*Activity*
Gather up every line from the entries below that uses the word "users".

━━━━━ The data ━━━━━

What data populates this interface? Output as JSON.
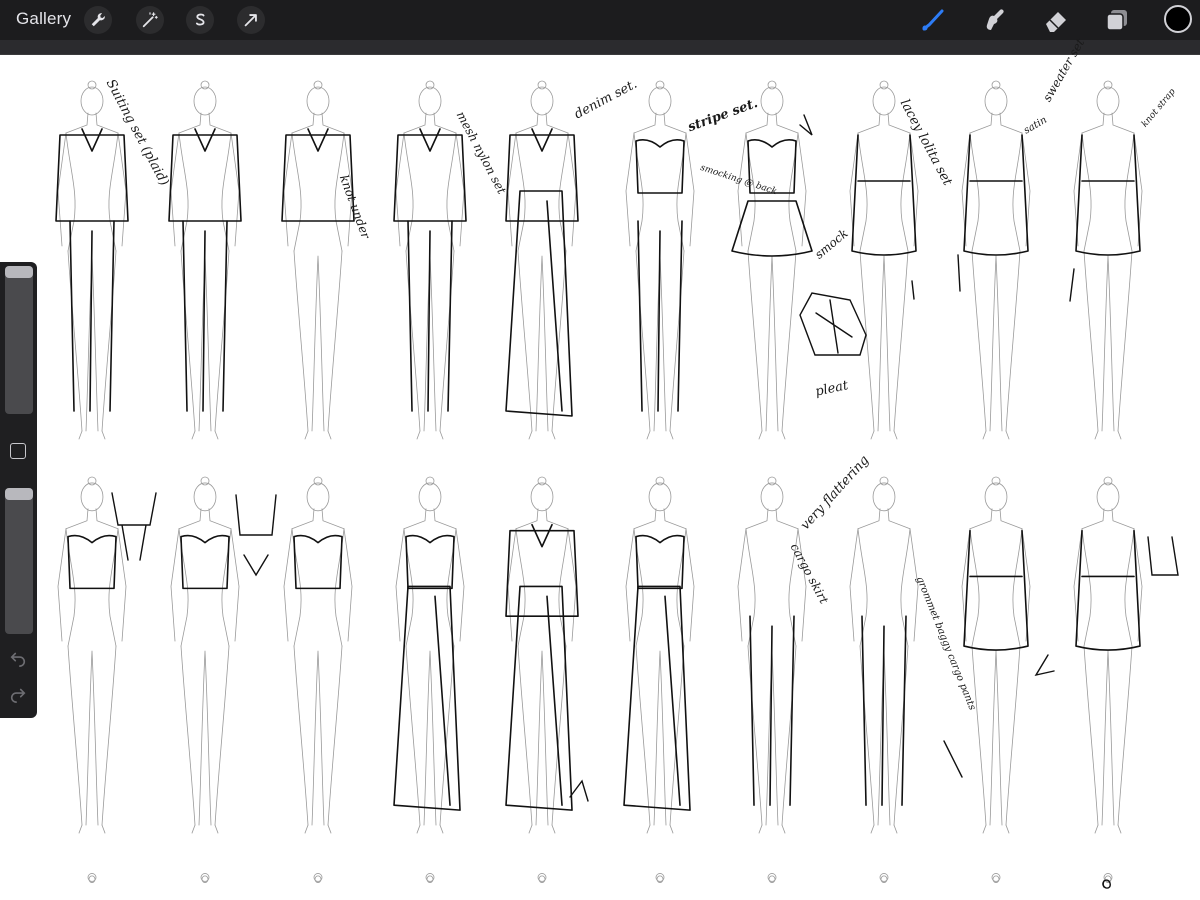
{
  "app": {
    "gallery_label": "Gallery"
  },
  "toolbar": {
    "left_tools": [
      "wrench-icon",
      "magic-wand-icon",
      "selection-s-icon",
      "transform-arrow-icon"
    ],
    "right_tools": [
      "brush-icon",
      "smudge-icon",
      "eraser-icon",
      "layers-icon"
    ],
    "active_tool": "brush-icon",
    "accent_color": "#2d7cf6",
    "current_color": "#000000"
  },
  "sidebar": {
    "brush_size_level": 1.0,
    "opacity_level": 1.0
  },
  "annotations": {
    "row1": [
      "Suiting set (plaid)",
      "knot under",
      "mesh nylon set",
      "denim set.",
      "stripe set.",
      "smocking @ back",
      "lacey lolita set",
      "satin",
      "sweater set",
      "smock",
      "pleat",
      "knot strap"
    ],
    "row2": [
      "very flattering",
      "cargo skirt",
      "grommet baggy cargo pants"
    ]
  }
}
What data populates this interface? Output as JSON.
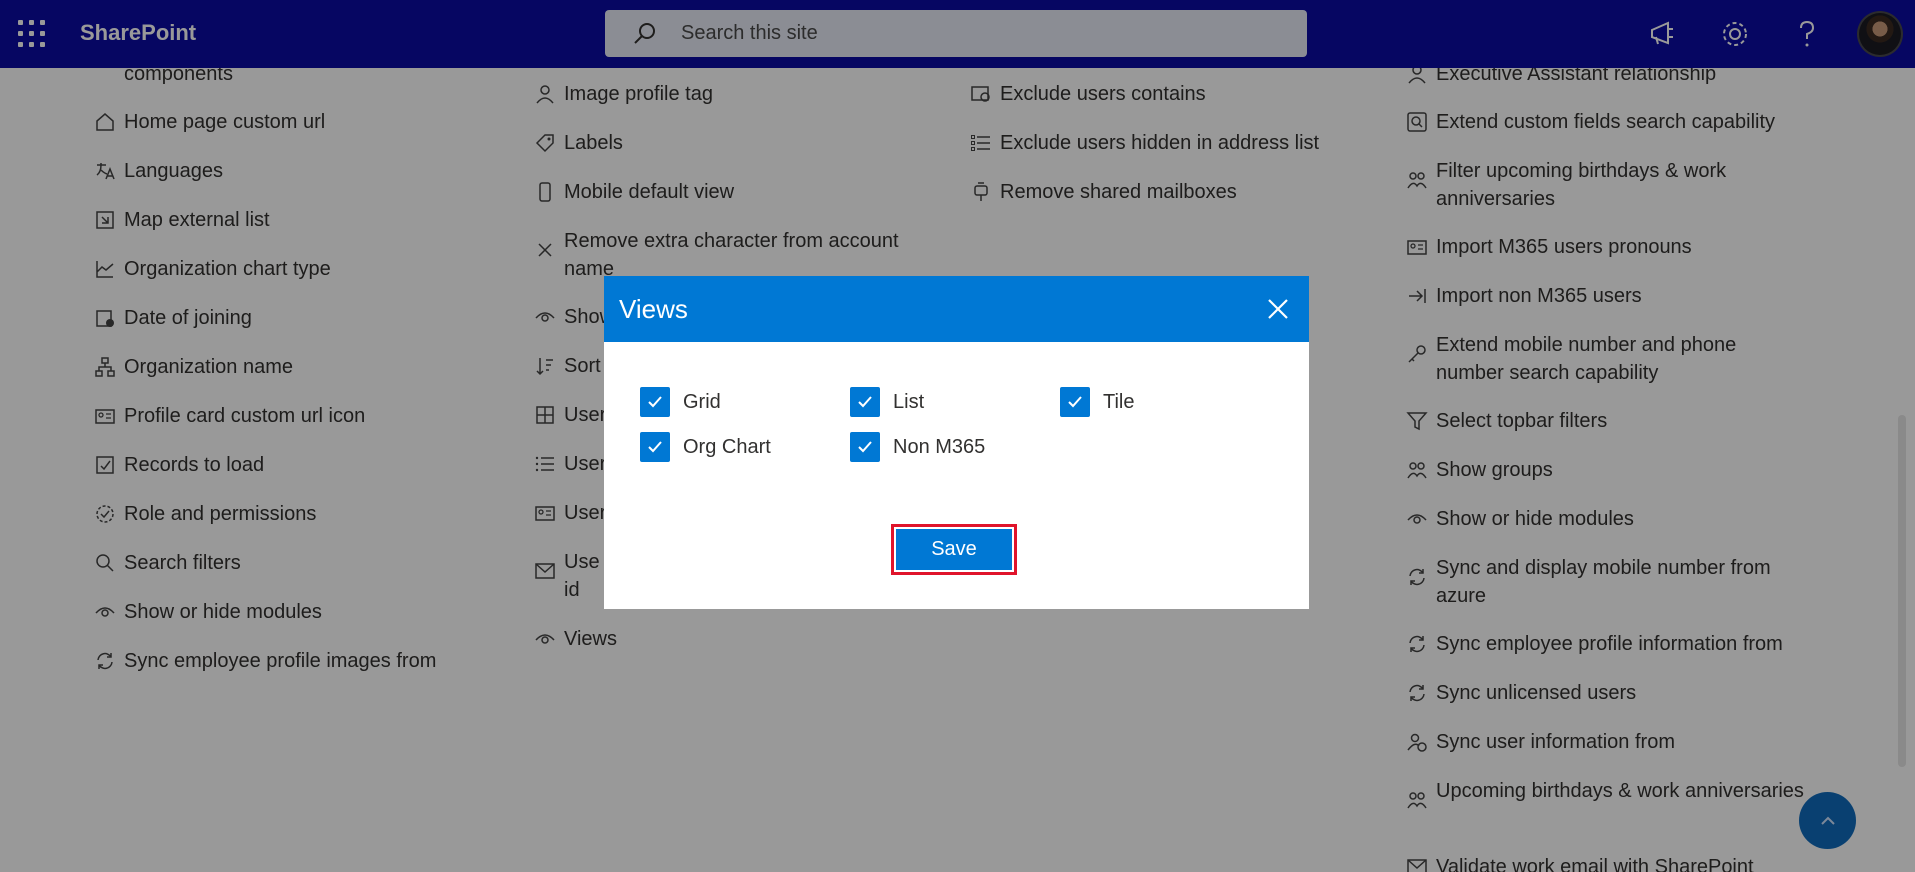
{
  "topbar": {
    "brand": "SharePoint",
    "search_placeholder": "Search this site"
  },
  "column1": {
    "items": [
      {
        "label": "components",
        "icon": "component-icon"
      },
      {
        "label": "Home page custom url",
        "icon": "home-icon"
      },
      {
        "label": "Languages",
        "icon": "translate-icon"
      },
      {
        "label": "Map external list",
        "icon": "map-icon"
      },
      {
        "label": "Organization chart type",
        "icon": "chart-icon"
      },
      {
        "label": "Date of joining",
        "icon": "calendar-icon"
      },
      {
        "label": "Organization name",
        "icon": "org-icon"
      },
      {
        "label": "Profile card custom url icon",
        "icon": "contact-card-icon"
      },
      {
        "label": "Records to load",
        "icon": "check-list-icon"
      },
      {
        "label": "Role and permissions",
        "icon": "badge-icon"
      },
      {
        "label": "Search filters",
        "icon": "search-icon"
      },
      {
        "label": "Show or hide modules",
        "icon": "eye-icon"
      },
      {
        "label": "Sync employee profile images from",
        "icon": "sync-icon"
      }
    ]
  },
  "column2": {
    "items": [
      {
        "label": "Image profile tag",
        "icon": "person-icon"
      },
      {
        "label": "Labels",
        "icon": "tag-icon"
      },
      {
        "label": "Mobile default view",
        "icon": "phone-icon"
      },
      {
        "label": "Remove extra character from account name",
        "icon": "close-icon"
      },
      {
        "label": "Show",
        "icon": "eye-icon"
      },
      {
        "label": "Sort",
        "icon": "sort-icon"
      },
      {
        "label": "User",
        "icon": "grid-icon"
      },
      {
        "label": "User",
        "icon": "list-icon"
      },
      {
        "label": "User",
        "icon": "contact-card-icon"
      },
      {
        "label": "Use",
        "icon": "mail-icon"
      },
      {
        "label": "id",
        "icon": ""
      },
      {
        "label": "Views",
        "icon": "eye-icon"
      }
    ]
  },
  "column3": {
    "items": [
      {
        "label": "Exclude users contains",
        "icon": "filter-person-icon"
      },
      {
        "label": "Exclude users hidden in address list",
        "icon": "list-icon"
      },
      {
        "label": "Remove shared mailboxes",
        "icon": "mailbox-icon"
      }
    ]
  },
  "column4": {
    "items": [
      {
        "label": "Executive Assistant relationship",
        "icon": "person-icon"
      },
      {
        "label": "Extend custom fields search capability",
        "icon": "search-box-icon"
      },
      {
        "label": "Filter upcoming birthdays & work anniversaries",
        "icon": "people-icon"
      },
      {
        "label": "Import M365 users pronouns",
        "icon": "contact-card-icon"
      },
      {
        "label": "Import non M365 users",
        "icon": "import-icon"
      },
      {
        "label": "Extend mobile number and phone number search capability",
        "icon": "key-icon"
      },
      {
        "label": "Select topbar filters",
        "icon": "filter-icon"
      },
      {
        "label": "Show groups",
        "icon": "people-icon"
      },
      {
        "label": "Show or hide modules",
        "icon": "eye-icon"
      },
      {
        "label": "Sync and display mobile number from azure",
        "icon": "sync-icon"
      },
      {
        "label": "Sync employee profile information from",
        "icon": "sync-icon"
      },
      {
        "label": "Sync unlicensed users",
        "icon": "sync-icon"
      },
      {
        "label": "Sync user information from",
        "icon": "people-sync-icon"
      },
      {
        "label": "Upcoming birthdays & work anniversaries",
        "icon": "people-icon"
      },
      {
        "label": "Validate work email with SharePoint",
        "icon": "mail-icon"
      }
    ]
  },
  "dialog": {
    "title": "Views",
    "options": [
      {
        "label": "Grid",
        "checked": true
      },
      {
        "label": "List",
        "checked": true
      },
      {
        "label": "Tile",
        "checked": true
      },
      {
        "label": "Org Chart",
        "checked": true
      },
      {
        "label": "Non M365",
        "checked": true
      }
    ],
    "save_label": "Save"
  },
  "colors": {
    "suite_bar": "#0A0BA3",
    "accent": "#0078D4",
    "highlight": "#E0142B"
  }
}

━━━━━
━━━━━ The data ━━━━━

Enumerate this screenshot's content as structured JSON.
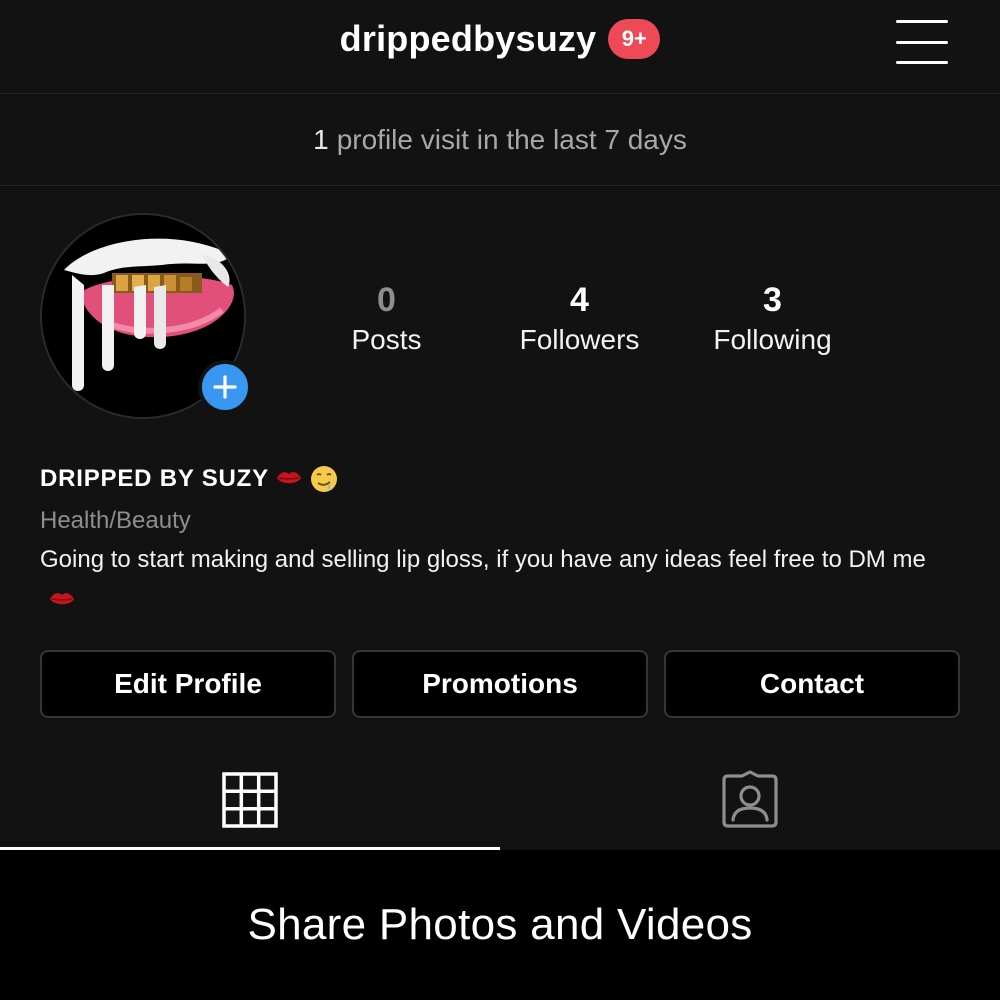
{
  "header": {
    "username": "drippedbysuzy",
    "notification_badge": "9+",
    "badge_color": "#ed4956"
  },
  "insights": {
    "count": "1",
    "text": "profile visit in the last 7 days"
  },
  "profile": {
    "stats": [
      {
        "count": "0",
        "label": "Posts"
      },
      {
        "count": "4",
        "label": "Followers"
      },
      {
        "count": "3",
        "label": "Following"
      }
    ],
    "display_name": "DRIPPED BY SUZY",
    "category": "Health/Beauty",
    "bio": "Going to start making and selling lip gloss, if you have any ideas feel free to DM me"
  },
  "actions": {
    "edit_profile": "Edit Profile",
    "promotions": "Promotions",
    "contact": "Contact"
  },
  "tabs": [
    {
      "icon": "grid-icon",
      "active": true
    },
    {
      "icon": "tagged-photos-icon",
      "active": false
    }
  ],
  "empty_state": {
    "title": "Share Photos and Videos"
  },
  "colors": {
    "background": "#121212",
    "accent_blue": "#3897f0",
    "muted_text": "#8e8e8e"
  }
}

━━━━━

*Response*
        "label": "Exclude users contains",
        "label": "Exclude users hidden in address list",
        "label": "Import M365 users pronouns",
        "label": "Import non M365 users",
        "label": "Sync unlicensed users",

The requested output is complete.